Woman Finds Field With HUNDREDS Of Abandoned Bunnies — And Decides To Save Them All
"I can't give up ... I just can't."
Stacey Taylor had never seen so many rabbits in one place. Four years ago, she and her son were driving past a mental health facility in Las Vegas when they spotted about a hundred rabbits hopping on the lawn.
When Taylor and her son explored the rest of the grounds around the facility, they found even more. In fact, Taylor counted close to 1,200 rabbits.
“We saw all of these bunnies everywhere,” Taylor told The Dodo. “I had no idea about rabbits. I assumed they were wild or whatever.”
But Taylor’s interest was piqued — she started asking around about the rabbits, and she did some research on the mental health facility, which Taylor says is owned by the state of Nevada.
“The story we get over and over is that someone thought ... [the rabbits] would be a good idea and soothing for the patients,” Taylor said. “So they put about 40 to 60 unfixed rabbits on the property.”

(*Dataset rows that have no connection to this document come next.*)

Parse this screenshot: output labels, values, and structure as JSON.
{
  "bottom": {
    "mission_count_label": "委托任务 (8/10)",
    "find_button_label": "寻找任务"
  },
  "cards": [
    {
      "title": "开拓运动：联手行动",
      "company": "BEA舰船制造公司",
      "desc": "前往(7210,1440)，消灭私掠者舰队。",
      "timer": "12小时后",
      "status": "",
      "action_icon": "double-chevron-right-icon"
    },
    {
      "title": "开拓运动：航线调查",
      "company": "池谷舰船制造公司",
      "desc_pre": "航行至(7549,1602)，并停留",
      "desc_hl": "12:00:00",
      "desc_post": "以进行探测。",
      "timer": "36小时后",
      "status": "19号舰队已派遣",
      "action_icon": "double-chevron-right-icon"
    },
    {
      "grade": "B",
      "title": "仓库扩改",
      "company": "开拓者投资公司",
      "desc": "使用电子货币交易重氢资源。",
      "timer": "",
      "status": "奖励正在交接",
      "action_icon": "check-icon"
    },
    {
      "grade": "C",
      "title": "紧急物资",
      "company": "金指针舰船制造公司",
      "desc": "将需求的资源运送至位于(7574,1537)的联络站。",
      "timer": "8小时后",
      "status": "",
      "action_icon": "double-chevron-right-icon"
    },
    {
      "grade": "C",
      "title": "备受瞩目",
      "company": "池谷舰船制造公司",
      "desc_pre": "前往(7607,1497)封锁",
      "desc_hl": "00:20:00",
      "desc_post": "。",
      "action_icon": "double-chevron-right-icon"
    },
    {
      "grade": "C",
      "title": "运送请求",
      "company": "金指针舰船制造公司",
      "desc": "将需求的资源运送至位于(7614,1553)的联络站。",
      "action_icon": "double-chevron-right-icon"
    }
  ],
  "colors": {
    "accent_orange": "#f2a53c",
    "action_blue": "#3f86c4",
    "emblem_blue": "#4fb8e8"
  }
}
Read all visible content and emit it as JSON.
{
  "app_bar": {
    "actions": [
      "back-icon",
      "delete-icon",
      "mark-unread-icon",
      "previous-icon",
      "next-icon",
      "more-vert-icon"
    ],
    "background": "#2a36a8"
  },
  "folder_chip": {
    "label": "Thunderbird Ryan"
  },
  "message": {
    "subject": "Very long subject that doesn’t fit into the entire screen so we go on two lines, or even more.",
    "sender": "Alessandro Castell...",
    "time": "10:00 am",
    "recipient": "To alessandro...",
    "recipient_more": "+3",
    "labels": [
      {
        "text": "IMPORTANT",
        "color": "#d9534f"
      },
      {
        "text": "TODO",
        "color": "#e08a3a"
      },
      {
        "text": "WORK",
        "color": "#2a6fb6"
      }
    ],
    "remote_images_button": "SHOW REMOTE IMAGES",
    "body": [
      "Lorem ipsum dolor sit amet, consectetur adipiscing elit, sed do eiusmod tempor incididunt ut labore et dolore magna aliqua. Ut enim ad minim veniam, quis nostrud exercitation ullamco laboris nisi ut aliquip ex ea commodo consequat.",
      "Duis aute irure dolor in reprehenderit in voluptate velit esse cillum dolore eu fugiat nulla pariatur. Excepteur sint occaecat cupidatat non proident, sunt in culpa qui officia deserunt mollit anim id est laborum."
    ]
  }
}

If this story’s true, several dozen rabbits quickly turned into several hundred. Taylor also believes that people use the facility as a dumping ground for their unwanted pet rabbits, which has exploded the population even more.
Yet no one seemed to be caring for these domestic rabbits, who are a completely different species from their wild cousins, and often can’t survive in the wild. They didn’t have access to shelter or water, and their only food was grass and the occasional handout from passersby.
Taylor knew she wanted to help, but when she reached out to local rescue organizations, few of them had the resources to take on such a big project. So Taylor decided to start rescuing them herself, founding a group called Bunnies Matter in Vegas Too, which she runs with her friend, Dave Schweiger.
“If I can just go and pick the rabbit up, then we know the rabbit isn’t safe there,” Taylor said.
Taylor takes each rabbit to the vet to get them spayed or neutered and treated for parasites. Taylor houses as many as she can at her own home, but she also relies on a network of foster homes to keep the others. Even so, there’s never enough room for them all.
But Taylor hasn’t turned her back on the rest. She and Schweiger go out twice a day to give the rabbits pellets, fresh vegetables and hay, and to refill their water bowls.
Still, she worries about how she can protect the rabbits from people with cruel intentions.
“I actually ran into a guy who was trying to catch them for dogfighting,” Taylor said. “I had said to him, ‘You shouldn’t be feeding them that kind of lettuce — here are some carrots and some romaine. Iceberg lettuce holds no nutritional value for them.’ And he said, ‘I don’t care about nutrition. They’re bait — they’re going to make the dogs fight.' I called the police and they took a report, and they got his license plate number.”
To help the remaining rabbits, Taylor has considered running a trap, neuter and release program to curb the population — but unfortunately, she learned that she’d be charged with dumping herself if she released rabbits back into the area.
“It’s kind of like this big circle that never ends, because we can’t fix them, and they just keep breeding, and they can have litters every 30 days,” Taylor said.
Despite the major challenges, Taylor will not — and cannot — turn her back on these rabbits. Over the last four years, she’s rescued over 200 and rehomed about 150, and she intends to keep going.
“I can’t give up,” Taylor said. “Believe me — the thought has crossed my mind several times, but I just can’t. I just hope that someone will be able to see what’s happening here, and help us help them.”